If HID area lights, such as wall packs and canopy lights, are used indoors, the possibility of ultraviolet (UV) radiation exposure should be taken into consideration. HID bulbs emit a substantial amount of UV radiation, but an outer glass envelope prevents the radiation from escaping. However—according to the FDA—”If the outer bulb breaks and the inner tube continues to operate unshielded, intense UV radiation is emitted. UV exposure at this level can cause eye and skin burns, as well as blurred or double vision, headaches, and nausea.” The UV light from an HID bulb with a broken envelope can also lead to discoloration of items and fabric. LEDs emit little to no UV radiation.
In short, LED lights are a better alternative to HID parking lot lights. They offer a great deal in the way of savings, longevity, maintenance reduction, brightness, color, and safety. While it may take a short amount of time to recoup the price of switching to LEDs, all of their qualities make it easy to see why so many businesses have started the process.
For technical questions, don’t hesitate to call us toll free at 866-590-3533. Our customer service and technical support teams are available from 8:30 a.m. to 8 p.m. CDT Monday-Thursday and 8:30 a.m. to 4 p.m. CDT on Friday.
Samantha is a copywriter/blogger at Super Bright LEDs, Inc. She graduated from the University of Missouri with a bachelor's in journalism and currently lives in St. Louis with her husband.
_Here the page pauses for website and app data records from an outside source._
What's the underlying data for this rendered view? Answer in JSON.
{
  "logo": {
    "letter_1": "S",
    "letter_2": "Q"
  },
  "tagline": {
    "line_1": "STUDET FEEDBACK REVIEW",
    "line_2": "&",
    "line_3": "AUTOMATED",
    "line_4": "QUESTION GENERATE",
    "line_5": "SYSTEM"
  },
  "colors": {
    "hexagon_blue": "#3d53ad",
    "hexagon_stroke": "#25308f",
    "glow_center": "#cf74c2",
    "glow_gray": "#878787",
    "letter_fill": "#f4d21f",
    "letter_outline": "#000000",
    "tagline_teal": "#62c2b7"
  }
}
When she's not immersing herself in all things LED, she's zumba-ing or playing with her two little troublemakers (chihuahuas)!